Will the vote be counted correctly this November 2?
How incredible is it that after over two centuries of practice, in a country that claims to be the birthplaced of democracy, and that has the technological prowess not just to put robotic rovers on Mars but to use another satellite to take pictures of those rovers, the answer to this question is a resounding: No.
We know for certain that tens of thousands of ballots were trashed or improperly ruled invalid in the state of Florida alone, that impossible vote tallies were recorded on electronic voting machines in other states, and that records of vote tallies were erased and simply lost in others where the margin of victory was just several hundred votes.
We also know that test runs of new electronic voting machines (on which over one fourth of the national electorate will vote), made by companies like Diebold and Sierra Systems, have failed dramatically, even under the most pristine of controlled conditions.
And yet, despite the experience of recent years—and particularly despite concerns about the security and integrity of the touch-screen and other electronic voting machines, which have no paper record to back up the electronic signals that are supposedly recording voter preferences—state after state and county after county have been racing to install the new equipment. This unseemly haste to adopt new and untested technology has been encouraged by voter registrars and secretaries of state who, unbeknownst to voters, have been lavishly courted, wined, dined and otherwise buttered up by the companies that make the machines (companies whose owners, it should be added, are big contributors to the Republican Party).
The general explanation for the rush into electronic voting is that it allows results to be tabulated quickly and easily.
The real question, which is not being asked, is why this obsession with speed? The answer is the big corporate media—particularly the network news programs and competing cable news networks—which want for ratings purposes to be able to announce the winners in November within minutes of the polls closing.
But when it comes to voting, the only thing that should matter is accuracy.
In the case of the presidential election, the nation’s new chief executive doesn’t even assume office until more than two months after election day, which would be long enough away for the vote totals in Alaska to be delivered to Congress on horseback!
I just spent several months in Taiwan, a vigorous young democracy that was in the midst of a bitterly contested presidential election.
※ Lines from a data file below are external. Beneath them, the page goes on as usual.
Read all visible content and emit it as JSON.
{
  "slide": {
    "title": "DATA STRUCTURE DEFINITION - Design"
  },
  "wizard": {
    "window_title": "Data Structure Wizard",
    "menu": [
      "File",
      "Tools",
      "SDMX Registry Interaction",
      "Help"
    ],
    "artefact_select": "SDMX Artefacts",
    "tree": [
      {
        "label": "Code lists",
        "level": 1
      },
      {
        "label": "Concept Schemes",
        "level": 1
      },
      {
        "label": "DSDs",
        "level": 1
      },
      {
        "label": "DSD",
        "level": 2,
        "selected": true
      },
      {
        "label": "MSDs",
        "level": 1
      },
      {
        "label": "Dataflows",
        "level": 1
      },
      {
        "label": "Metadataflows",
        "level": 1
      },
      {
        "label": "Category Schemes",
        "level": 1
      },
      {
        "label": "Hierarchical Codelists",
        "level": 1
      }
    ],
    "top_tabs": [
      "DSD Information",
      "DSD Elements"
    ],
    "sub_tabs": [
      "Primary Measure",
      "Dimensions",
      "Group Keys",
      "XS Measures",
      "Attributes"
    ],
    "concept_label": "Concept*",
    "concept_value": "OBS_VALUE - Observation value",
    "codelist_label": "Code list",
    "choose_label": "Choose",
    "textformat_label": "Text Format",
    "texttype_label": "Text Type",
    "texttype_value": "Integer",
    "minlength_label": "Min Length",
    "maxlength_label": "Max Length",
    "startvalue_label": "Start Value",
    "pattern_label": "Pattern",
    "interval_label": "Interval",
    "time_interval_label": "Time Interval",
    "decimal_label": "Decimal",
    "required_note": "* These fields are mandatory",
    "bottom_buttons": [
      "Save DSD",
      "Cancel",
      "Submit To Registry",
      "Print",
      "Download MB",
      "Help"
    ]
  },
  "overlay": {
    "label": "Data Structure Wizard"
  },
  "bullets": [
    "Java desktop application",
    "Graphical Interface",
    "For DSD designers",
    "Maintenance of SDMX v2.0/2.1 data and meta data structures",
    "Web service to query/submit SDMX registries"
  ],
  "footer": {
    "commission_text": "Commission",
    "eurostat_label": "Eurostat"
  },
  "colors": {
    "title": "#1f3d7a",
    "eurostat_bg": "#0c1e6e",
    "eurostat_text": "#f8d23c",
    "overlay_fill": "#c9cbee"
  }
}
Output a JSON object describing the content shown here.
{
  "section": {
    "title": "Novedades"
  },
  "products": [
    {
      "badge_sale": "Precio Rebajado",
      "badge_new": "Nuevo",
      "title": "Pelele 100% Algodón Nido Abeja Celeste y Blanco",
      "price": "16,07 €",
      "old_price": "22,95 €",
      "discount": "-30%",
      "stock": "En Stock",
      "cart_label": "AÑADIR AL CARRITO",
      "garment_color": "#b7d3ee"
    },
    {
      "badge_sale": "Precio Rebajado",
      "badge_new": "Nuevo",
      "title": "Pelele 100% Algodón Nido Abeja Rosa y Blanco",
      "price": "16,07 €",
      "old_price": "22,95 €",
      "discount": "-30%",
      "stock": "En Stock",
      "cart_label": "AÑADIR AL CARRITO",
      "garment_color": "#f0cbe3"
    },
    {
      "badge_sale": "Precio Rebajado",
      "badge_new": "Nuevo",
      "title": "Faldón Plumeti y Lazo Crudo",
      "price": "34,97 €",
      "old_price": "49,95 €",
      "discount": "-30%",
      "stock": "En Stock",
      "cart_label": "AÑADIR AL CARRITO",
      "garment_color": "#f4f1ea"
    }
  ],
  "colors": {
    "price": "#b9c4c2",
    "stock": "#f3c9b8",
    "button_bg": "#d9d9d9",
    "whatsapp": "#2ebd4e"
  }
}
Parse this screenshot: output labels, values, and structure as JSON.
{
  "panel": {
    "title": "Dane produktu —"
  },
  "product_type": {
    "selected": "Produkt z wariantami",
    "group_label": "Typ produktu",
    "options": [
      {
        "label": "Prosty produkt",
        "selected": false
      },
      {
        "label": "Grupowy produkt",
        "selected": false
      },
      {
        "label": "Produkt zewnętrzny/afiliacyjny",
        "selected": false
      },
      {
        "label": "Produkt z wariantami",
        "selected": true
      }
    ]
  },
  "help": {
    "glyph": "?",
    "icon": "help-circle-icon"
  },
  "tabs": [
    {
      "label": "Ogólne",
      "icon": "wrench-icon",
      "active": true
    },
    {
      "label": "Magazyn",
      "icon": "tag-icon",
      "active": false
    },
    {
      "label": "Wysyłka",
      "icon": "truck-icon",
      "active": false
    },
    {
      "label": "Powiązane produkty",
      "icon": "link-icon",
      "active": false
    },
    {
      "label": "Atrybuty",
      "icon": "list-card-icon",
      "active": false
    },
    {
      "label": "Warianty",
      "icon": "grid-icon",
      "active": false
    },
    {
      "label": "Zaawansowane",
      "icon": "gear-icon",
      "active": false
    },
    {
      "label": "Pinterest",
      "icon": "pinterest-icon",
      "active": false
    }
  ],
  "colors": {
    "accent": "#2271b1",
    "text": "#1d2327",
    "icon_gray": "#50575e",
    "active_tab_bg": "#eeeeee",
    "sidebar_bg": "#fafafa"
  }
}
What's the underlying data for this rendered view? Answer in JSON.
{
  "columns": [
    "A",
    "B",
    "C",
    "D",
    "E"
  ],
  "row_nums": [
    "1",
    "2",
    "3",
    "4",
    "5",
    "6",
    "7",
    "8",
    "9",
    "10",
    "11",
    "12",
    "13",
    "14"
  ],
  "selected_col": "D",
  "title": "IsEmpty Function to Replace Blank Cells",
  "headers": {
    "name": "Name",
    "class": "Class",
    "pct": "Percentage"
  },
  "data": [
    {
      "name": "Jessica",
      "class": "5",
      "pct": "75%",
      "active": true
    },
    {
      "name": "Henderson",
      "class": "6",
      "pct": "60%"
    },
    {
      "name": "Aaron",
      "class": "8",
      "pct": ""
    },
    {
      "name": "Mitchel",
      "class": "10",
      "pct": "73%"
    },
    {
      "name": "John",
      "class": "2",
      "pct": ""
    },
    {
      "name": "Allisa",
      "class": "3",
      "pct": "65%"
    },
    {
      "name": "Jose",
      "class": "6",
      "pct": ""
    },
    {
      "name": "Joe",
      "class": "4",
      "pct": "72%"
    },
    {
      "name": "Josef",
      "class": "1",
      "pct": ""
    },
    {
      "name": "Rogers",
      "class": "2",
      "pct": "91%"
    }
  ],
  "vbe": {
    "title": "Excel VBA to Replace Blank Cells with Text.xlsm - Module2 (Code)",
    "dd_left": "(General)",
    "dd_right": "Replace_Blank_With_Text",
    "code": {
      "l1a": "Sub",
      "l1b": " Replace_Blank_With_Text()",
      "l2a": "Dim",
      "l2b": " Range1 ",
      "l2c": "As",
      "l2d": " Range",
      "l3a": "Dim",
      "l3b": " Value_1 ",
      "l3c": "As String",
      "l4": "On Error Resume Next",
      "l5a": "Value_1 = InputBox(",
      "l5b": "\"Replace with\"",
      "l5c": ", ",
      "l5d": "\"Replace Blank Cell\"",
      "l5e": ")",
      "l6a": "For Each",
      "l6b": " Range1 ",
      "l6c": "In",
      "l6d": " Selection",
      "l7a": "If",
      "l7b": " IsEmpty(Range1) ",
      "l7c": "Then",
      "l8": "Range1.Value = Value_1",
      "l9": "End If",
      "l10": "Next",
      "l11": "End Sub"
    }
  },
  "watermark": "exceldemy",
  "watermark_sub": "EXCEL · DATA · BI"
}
The voting in that very modern and high-tech island nation of 23 million people located just off the coast of China, which was done just two days after a controversial assassination attempt upon the incumbent president and vice president, was done entirely on paper ballots!
When the losing candidate, whom most polls had picked as the likely winner, contested the president’s razor-thin re-election victory, a court-supervised recount of all 14 million votes cast was conducted, with each paper ballot checked by an election official from both of the two party coalitions. The result: almost an exact duplicate of the initial count.
Try getting that kind of consistency and reliability from our automated and semi-automated electoral machinery! Every time there are recounts in American elections, the totals the second time around seem to differ by hundreds, even thousands of votes. Missing machines are found, hard-drives go missing, etc.
Add to that that this time around, memories will be wiped…or replaced. (Diebold, for example, has hired 5000 short-time geeks whose backgrounds no one has checked to spread out across the country and serve as "fixers" for the machines in the field.)
Count on it: the closer this election is, the more outrageous will be the cheating.
For the rest of this column, please go (at no charge) to This Can't Be Happening! .